Task description: The expected output is every line below, reproduced exactly.

Provided records:
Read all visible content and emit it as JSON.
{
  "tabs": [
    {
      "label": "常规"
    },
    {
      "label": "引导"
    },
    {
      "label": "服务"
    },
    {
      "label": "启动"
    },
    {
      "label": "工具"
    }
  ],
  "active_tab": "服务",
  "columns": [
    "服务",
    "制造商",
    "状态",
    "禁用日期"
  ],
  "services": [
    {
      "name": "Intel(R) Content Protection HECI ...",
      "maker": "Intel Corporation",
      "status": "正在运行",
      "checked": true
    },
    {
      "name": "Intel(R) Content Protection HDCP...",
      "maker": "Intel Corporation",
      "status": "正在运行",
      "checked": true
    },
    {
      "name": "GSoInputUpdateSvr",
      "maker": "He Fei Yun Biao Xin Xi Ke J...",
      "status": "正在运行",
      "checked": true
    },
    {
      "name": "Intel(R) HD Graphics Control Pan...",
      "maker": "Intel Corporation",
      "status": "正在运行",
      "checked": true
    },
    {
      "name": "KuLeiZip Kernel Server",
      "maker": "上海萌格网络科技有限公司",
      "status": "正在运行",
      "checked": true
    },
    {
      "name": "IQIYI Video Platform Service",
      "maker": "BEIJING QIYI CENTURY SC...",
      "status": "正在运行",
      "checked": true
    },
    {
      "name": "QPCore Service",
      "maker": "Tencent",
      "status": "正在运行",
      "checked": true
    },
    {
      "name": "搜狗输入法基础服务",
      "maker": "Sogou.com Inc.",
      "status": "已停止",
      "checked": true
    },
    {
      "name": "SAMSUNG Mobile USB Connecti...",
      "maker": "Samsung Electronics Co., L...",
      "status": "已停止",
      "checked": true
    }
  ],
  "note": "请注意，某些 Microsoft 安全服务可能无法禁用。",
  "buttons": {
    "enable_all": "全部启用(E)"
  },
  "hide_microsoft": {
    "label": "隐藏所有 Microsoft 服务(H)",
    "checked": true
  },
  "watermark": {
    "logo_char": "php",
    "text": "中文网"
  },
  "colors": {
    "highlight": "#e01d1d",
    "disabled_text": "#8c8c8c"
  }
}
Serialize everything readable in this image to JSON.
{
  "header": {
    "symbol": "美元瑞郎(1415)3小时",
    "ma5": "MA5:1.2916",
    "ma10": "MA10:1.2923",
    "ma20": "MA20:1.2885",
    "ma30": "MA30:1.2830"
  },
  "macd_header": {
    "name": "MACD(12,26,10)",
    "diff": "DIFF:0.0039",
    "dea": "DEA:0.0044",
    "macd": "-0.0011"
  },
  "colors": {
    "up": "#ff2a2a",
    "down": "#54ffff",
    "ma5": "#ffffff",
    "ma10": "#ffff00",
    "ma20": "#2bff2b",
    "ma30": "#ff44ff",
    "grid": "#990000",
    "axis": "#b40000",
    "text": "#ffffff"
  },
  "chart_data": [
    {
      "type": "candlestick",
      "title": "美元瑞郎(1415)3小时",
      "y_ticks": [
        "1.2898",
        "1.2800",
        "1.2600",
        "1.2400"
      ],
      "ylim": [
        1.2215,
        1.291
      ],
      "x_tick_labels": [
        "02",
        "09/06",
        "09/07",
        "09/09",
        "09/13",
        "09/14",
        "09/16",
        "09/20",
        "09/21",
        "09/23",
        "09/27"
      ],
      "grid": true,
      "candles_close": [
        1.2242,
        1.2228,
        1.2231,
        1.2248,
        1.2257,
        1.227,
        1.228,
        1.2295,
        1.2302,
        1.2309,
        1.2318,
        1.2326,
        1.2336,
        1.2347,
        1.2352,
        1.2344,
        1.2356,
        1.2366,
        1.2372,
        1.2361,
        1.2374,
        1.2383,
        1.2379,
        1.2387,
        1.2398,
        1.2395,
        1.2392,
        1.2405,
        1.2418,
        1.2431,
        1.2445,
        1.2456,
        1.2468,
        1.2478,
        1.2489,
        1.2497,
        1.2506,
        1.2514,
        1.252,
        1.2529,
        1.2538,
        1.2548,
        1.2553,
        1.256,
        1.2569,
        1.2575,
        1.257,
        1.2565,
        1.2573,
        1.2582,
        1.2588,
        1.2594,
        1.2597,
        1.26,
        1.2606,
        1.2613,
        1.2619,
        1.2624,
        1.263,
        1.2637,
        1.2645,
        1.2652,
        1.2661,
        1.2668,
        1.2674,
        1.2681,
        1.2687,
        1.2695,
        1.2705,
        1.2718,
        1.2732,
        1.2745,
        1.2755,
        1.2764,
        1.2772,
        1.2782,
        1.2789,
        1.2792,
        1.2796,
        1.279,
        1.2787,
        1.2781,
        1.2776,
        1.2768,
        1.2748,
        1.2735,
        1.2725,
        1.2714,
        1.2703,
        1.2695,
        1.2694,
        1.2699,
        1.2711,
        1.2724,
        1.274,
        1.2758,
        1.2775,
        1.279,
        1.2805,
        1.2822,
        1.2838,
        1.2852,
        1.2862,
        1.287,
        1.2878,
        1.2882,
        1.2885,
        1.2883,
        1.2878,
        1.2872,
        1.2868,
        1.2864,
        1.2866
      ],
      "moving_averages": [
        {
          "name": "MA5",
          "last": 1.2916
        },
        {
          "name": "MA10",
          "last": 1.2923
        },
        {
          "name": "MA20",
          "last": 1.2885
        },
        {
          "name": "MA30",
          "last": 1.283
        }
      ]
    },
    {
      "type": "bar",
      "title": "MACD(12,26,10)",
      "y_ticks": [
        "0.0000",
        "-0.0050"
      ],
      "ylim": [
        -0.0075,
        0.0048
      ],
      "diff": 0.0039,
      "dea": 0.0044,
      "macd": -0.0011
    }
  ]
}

Task result:
Read all visible content and emit it as JSON.
{
  "tabs": [
    {
      "label": "常规"
    },
    {
      "label": "引导"
    },
    {
      "label": "服务"
    },
    {
      "label": "启动"
    },
    {
      "label": "工具"
    }
  ],
  "active_tab": "服务",
  "columns": [
    "服务",
    "制造商",
    "状态",
    "禁用日期"
  ],
  "services": [
    {
      "name": "Intel(R) Content Protection HECI ...",
      "maker": "Intel Corporation",
      "status": "正在运行",
      "checked": true
    },
    {
      "name": "Intel(R) Content Protection HDCP...",
      "maker": "Intel Corporation",
      "status": "正在运行",
      "checked": true
    },
    {
      "name": "GSoInputUpdateSvr",
      "maker": "He Fei Yun Biao Xin Xi Ke J...",
      "status": "正在运行",
      "checked": true
    },
    {
      "name": "Intel(R) HD Graphics Control Pan...",
      "maker": "Intel Corporation",
      "status": "正在运行",
      "checked": true
    },
    {
      "name": "KuLeiZip Kernel Server",
      "maker": "上海萌格网络科技有限公司",
      "status": "正在运行",
      "checked": true
    },
    {
      "name": "IQIYI Video Platform Service",
      "maker": "BEIJING QIYI CENTURY SC...",
      "status": "正在运行",
      "checked": true
    },
    {
      "name": "QPCore Service",
      "maker": "Tencent",
      "status": "正在运行",
      "checked": true
    },
    {
      "name": "搜狗输入法基础服务",
      "maker": "Sogou.com Inc.",
      "status": "已停止",
      "checked": true
    },
    {
      "name": "SAMSUNG Mobile USB Connecti...",
      "maker": "Samsung Electronics Co., L...",
      "status": "已停止",
      "checked": true
    }
  ],
  "note": "请注意，某些 Microsoft 安全服务可能无法禁用。",
  "buttons": {
    "enable_all": "全部启用(E)"
  },
  "hide_microsoft": {
    "label": "隐藏所有 Microsoft 服务(H)",
    "checked": true
  },
  "watermark": {
    "logo_char": "php",
    "text": "中文网"
  },
  "colors": {
    "highlight": "#e01d1d",
    "disabled_text": "#8c8c8c"
  }
}
Serialize everything readable in this image to JSON.
{
  "header": {
    "symbol": "美元瑞郎(1415)3小时",
    "ma5": "MA5:1.2916",
    "ma10": "MA10:1.2923",
    "ma20": "MA20:1.2885",
    "ma30": "MA30:1.2830"
  },
  "macd_header": {
    "name": "MACD(12,26,10)",
    "diff": "DIFF:0.0039",
    "dea": "DEA:0.0044",
    "macd": "-0.0011"
  },
  "colors": {
    "up": "#ff2a2a",
    "down": "#54ffff",
    "ma5": "#ffffff",
    "ma10": "#ffff00",
    "ma20": "#2bff2b",
    "ma30": "#ff44ff",
    "grid": "#990000",
    "axis": "#b40000",
    "text": "#ffffff"
  },
  "chart_data": [
    {
      "type": "candlestick",
      "title": "美元瑞郎(1415)3小时",
      "y_ticks": [
        "1.2898",
        "1.2800",
        "1.2600",
        "1.2400"
      ],
      "ylim": [
        1.2215,
        1.291
      ],
      "x_tick_labels": [
        "02",
        "09/06",
        "09/07",
        "09/09",
        "09/13",
        "09/14",
        "09/16",
        "09/20",
        "09/21",
        "09/23",
        "09/27"
      ],
      "grid": true,
      "candles_close": [
        1.2242,
        1.2228,
        1.2231,
        1.2248,
        1.2257,
        1.227,
        1.228,
        1.2295,
        1.2302,
        1.2309,
        1.2318,
        1.2326,
        1.2336,
        1.2347,
        1.2352,
        1.2344,
        1.2356,
        1.2366,
        1.2372,
        1.2361,
        1.2374,
        1.2383,
        1.2379,
        1.2387,
        1.2398,
        1.2395,
        1.2392,
        1.2405,
        1.2418,
        1.2431,
        1.2445,
        1.2456,
        1.2468,
        1.2478,
        1.2489,
        1.2497,
        1.2506,
        1.2514,
        1.252,
        1.2529,
        1.2538,
        1.2548,
        1.2553,
        1.256,
        1.2569,
        1.2575,
        1.257,
        1.2565,
        1.2573,
        1.2582,
        1.2588,
        1.2594,
        1.2597,
        1.26,
        1.2606,
        1.2613,
        1.2619,
        1.2624,
        1.263,
        1.2637,
        1.2645,
        1.2652,
        1.2661,
        1.2668,
        1.2674,
        1.2681,
        1.2687,
        1.2695,
        1.2705,
        1.2718,
        1.2732,
        1.2745,
        1.2755,
        1.2764,
        1.2772,
        1.2782,
        1.2789,
        1.2792,
        1.2796,
        1.279,
        1.2787,
        1.2781,
        1.2776,
        1.2768,
        1.2748,
        1.2735,
        1.2725,
        1.2714,
        1.2703,
        1.2695,
        1.2694,
        1.2699,
        1.2711,
        1.2724,
        1.274,
        1.2758,
        1.2775,
        1.279,
        1.2805,
        1.2822,
        1.2838,
        1.2852,
        1.2862,
        1.287,
        1.2878,
        1.2882,
        1.2885,
        1.2883,
        1.2878,
        1.2872,
        1.2868,
        1.2864,
        1.2866
      ],
      "moving_averages": [
        {
          "name": "MA5",
          "last": 1.2916
        },
        {
          "name": "MA10",
          "last": 1.2923
        },
        {
          "name": "MA20",
          "last": 1.2885
        },
        {
          "name": "MA30",
          "last": 1.283
        }
      ]
    },
    {
      "type": "bar",
      "title": "MACD(12,26,10)",
      "y_ticks": [
        "0.0000",
        "-0.0050"
      ],
      "ylim": [
        -0.0075,
        0.0048
      ],
      "diff": 0.0039,
      "dea": 0.0044,
      "macd": -0.0011
    }
  ]
}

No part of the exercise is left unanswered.